The quality assurance (QA) field has also struggled with similar issues working with modern software development practices. However, concerns that developers will release buggy software or software that simply does not meet requirements have not blocked DevOps adoption. Instead, the industry has adapted by having developers write unit and integration tests that run early and often. Testing languages, such as JUnit, xUnit, and Mocha, allow developers and integration tools to run thousands of tests to ensure software functionality.
It is possible to automate security testing in much the same way as functional tests. Developers can write security unit and integration tests to ensure not just that the software functions, but that it treats input correctly, encodes output properly, and even restricts access to sensitive resources. Once a developer has written these unit and integration tests, the tests can run before deployment, within the deployment pipeline, and as regression tests. These tests run in a fraction of the time it takes for any other testing activity. Testing software can run thousands of tests in a matter of minutes, which makes security unit and integration tests a viable part of the CI/CD pipeline.
Threat Models to Security Unit/Integration Tests
One of the largest barriers to adopting developer-written security unit and integration tests is developers knowing which tests to write. The argument of “developers are not able to test their code because they do not think like attackers” is not without merit. Threat modeling can guide developers on which threats are pertinent to the specific code they are writing. Ideally, a developer can look at their use case, turn to the threat model, and find pertinent threats.
For example, consider the following use case: “As a user, I should be able to view my shopping cart, which contains items I have marked for purchase,” and the following threat: “Attackers may attempt to access resources belonging to another user.”
Some possible abuse cases for this use case are: “As an attacker, I should not be able to view the shopping cart of another user,” and, “As an attacker, I should not be able to add items to another user’s shopping cart.” Both insecure direct object reference vulnerabilities may be difficult for SAST and DAST tools to locate. The developer can use this information to create automated tests that ensure the system responds with a 403 response error code in both of these abuse cases.
The Function of the Security Team
Notably absent from the process of using a threat model to create and test abuse cases is the security team. By taking a less active role in the automated testing process, security teams can ensure that the testing process remains scalable. In situations where a company has 100 times more developers than application security personnel, the security team must focus on test case monitoring and improvement. Existing code coverage tools can provide useful insight as to whether developers have created enough security unit and integration tests. Software security teams can ensure continuous improvement in the security unit/integration testing process by feeding results from application penetration testing, SAST, and DAST tools into the threat model templates. When development teams apply the updated templates to their existing threat models, the threat modeling application will generate a list of threats based upon other recent application testing activities.

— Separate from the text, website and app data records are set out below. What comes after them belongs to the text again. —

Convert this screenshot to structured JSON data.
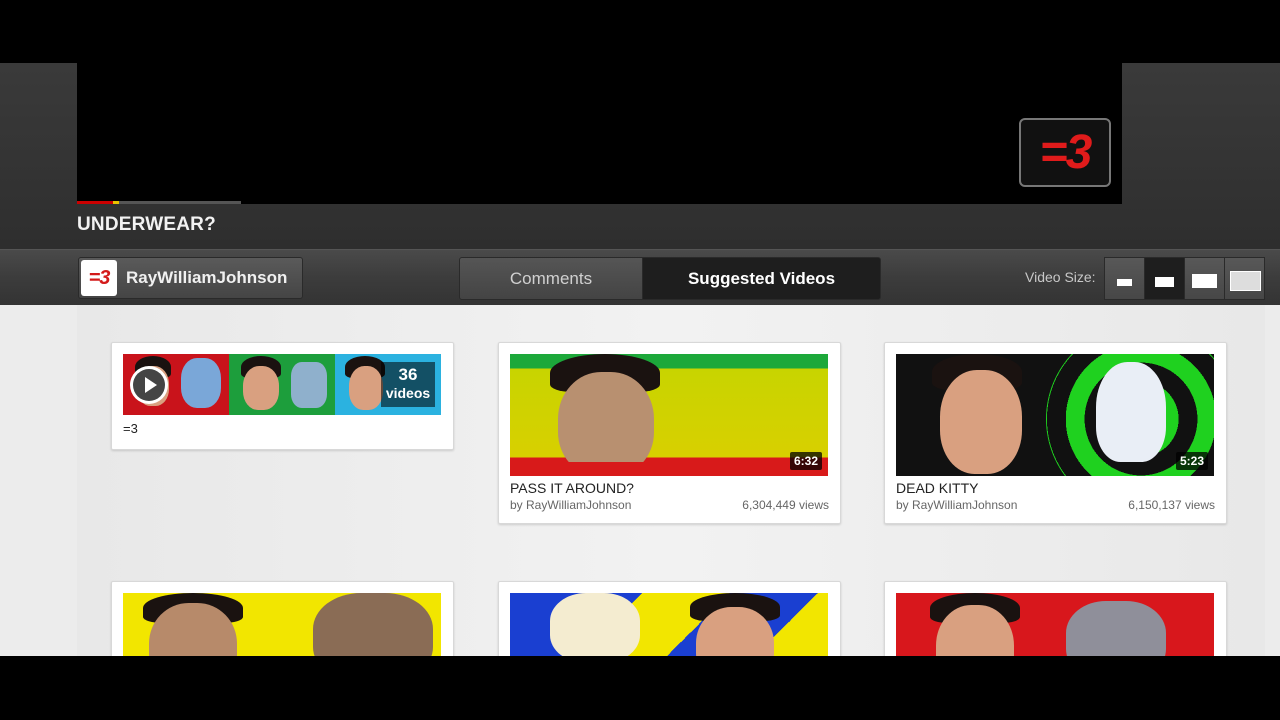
{
  "video": {
    "title": "UNDERWEAR?",
    "player_logo": "=3"
  },
  "toolbar": {
    "channel_avatar": "=3",
    "channel_name": "RayWilliamJohnson",
    "tabs": [
      {
        "label": "Comments",
        "active": false
      },
      {
        "label": "Suggested Videos",
        "active": true
      }
    ],
    "video_size_label": "Video Size:",
    "video_size_options": [
      "small",
      "medium",
      "large",
      "fullscreen"
    ],
    "video_size_selected": "medium"
  },
  "playlist": {
    "count": "36",
    "count_label": "videos",
    "title": "=3"
  },
  "videos": [
    {
      "title": "PASS IT AROUND?",
      "by": "by RayWilliamJohnson",
      "views": "6,304,449 views",
      "duration": "6:32"
    },
    {
      "title": "DEAD KITTY",
      "by": "by RayWilliamJohnson",
      "views": "6,150,137 views",
      "duration": "5:23"
    }
  ],
  "colors": {
    "accent_red": "#e01b1b",
    "toolbar_bg": "#3c3c3c",
    "active_tab_bg": "#1e1e1e",
    "content_bg": "#ececec"
  }
}
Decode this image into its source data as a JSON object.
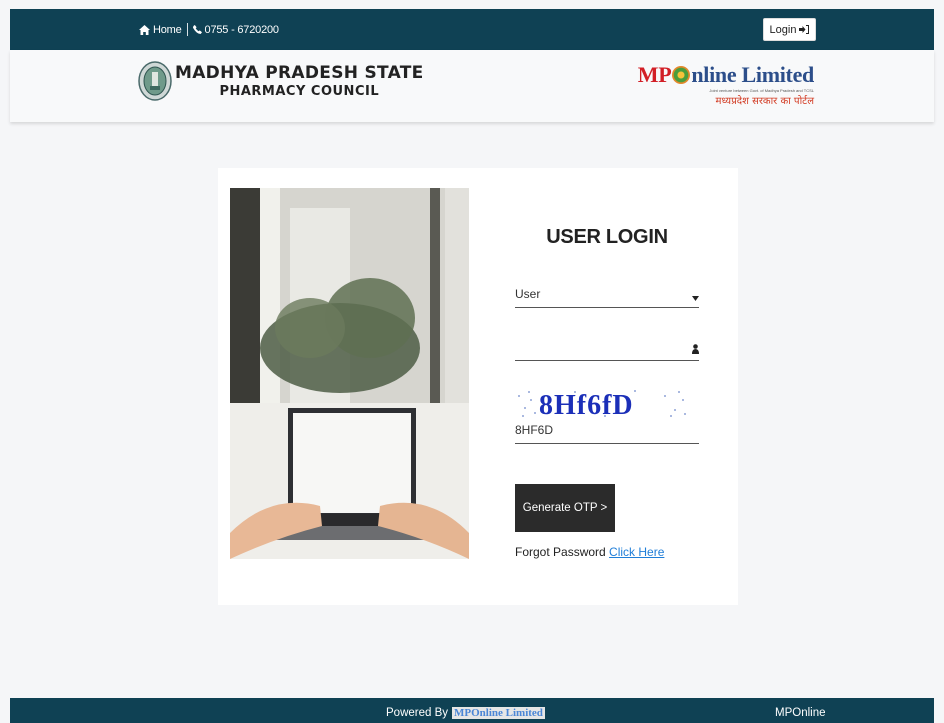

Another touchpoint software security teams have in the SDLC is developer training. As organizations learn lessons from testing and incident response activities, the security team should ensure recurring developer training is updated to highlight new information.
The following paper provides specific guidance on how to generate abuse cases, unit tests, and integration tests. Unit and Integration tests to demonstrate using Mocha to automate testing of the OWASP Juice Shop application are located here.